9. 3,576 Hamburgers from Five Guys
That’s a lot of burgers.
10. A Bunker for the End of the World
You never know when an end-of-the-world shelter can come in handy. Prices vary, but I’d probably take a DIY approach and buy my own backhoe to build my end-of-the-world bunker shelter, just to ensure it’s deep enough to survival the Donald Trump presidency.
11. Set It Aside for Retirement
This is a boring yet practical thing to do. Thanks to ridiculously high student loans, graduates of all ages are falling far behind when it comes to saving for retirement.
12. A Pool
I might not have a house or any land to put it on, but the idea of a swimming pool has always been appealing. The typical pool costs $22,000, so I’d buy a diving board and plenty of inflatable pool toys with the leftover money.
13. 6,024 Grande Café Lattes from Starbucks
I think I drank this many while in college, so doing it all again is inevitable.
14. Skydive Training
Forget my college degree. Instead, I should have become a trained skydiver. It only would have cost about $2,500.
15. Travel the World
The money I owe could have lasted a long time in certain parts of the world. At the very least, $25,000 is enough to travel for a year. I’m sure I could make it last even longer than that.
16. Healthcare Costs for a Year
College might seem expensive, but it can’t really compare to medical costs. A family of four has around $25,000 in medical costs each year. Fortunately, employers usually cover a big chunk of that with employee health insurance.
17. A Gym Membership for Life
I could work out in an inexpensive $20-a-month gym for 52 years. There’s no way I wouldn’t be fit after that.
18. A Wedding…Almost
The fact that my student loans aren’t quite enough for the average wedding almost makes college seem like a bargain.
19. Credit Card Debt for 1.5 Households
With the average credit card debt at $16,000 per household, my student loans could help out one and a half families.
20. A Hobbit Village
A hobbit home inspired by The Lord of the Rings is less than $5,000. I could create a small village with my debt. Why, you may ask? Why not, is all I have to say in response.
21. Groceries for a Long Time
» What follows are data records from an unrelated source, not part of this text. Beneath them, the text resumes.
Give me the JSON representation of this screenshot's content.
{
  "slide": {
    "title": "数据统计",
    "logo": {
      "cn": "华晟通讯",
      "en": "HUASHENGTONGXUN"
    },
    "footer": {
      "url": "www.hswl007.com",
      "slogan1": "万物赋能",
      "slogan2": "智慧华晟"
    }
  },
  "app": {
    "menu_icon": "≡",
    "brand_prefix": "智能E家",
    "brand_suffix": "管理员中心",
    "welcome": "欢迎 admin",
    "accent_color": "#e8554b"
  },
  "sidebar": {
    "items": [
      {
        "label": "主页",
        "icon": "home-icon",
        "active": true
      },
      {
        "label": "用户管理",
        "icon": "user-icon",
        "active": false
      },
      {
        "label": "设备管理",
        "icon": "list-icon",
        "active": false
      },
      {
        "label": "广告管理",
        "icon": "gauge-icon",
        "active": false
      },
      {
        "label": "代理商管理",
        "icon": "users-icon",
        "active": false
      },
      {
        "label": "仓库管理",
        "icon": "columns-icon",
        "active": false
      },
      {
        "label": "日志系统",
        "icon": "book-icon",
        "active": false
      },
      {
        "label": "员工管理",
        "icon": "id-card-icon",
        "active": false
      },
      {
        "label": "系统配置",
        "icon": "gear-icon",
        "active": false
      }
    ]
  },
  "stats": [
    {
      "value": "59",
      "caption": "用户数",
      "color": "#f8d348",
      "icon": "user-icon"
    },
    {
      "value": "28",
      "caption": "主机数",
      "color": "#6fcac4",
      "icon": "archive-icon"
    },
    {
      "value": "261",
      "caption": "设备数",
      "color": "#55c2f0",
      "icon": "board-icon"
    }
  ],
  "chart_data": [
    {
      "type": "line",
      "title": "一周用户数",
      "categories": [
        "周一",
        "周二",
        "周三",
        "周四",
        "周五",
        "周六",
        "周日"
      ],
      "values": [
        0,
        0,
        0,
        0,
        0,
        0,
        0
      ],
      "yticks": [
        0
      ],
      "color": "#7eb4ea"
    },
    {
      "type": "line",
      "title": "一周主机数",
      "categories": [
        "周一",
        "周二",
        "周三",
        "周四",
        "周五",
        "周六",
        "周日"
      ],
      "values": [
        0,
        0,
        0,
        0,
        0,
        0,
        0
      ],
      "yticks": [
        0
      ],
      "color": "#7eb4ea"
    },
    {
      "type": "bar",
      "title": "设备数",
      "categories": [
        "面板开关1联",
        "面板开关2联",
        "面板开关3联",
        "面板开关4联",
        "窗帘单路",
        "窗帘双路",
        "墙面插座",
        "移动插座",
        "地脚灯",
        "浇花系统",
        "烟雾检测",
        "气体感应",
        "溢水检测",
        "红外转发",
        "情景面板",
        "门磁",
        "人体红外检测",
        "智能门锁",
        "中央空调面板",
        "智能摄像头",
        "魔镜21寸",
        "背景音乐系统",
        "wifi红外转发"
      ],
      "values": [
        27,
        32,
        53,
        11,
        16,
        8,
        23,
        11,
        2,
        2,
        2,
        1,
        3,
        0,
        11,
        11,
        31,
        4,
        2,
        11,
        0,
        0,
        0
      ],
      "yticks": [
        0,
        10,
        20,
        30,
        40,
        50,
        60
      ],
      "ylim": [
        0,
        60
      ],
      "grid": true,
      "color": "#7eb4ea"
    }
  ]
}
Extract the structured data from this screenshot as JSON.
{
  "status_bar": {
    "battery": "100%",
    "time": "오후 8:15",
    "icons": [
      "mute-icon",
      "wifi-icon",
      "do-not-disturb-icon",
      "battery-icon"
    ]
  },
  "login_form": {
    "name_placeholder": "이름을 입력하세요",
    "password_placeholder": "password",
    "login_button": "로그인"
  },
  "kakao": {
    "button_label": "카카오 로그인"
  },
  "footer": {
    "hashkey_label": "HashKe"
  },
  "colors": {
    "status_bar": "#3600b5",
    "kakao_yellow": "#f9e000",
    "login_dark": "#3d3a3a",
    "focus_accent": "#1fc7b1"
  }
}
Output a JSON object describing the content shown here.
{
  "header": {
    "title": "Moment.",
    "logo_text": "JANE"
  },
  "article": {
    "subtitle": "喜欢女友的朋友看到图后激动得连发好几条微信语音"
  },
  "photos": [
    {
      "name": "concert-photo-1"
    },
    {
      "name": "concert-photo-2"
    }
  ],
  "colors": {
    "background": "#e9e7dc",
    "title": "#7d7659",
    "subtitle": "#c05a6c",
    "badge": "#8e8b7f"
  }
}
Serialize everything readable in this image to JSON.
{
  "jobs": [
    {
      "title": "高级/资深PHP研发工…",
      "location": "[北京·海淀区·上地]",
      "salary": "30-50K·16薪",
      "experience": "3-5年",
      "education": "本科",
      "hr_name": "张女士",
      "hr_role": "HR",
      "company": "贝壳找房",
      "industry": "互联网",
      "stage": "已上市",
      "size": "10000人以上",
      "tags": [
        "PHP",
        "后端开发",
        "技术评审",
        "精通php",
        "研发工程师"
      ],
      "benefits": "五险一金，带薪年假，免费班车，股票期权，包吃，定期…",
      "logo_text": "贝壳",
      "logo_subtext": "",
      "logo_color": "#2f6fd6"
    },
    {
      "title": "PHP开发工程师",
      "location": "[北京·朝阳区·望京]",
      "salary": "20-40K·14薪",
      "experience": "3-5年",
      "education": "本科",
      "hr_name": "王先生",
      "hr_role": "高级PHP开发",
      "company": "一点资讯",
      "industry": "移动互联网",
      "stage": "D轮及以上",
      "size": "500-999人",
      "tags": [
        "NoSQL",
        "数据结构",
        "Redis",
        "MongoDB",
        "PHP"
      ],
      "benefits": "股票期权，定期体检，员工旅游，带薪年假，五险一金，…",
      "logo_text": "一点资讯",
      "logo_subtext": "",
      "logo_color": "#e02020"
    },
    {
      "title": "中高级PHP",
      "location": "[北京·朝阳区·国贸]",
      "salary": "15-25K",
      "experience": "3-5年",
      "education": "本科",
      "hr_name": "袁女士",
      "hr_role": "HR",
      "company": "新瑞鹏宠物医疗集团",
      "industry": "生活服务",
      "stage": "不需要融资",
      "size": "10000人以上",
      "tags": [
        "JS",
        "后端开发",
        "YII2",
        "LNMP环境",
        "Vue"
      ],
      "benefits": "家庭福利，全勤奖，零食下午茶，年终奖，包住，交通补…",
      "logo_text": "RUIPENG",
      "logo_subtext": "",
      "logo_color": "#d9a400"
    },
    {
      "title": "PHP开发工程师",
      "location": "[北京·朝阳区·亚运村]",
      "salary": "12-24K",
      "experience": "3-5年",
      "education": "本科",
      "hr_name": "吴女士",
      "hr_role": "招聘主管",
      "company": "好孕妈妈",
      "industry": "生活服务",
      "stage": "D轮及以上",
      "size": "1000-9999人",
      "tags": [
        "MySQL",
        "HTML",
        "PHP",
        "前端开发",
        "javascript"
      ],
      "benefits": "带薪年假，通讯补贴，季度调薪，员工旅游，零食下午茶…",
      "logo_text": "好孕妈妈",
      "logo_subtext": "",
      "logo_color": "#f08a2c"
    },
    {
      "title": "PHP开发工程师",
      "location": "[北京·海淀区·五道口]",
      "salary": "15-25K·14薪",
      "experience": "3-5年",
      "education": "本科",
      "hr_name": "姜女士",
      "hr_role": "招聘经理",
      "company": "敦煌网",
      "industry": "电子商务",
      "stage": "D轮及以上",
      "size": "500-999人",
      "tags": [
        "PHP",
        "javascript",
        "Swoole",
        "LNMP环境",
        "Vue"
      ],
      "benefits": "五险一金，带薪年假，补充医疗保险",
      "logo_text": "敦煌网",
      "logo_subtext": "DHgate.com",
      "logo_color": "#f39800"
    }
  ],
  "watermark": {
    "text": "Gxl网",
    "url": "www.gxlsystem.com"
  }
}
A single person spends around $300 a month on groceries. I’d be able to eat well for seven years.
22. 16 Cruises
Why not live a little? Cruises cost around $1,800 on average, so I could sail the seven seas and leave all my problems on land.
23. 250 Rescue Cats
Although I’m not sure my landlord would appreciate it as 250 cats definitely goes against the rental policy.
24. Six Horses
Having more than 200 cats is totally impractical. Owning six horses at around $4,000 each is so much more realistic.
25. Almost Half of the Debt That Will Come from Grad School
The average undergrad might owe $25,000 a year, but graduate students owe around $58,000. I can get a head start in paying off a Master’s degree with my current debt. What could possibly go wrong?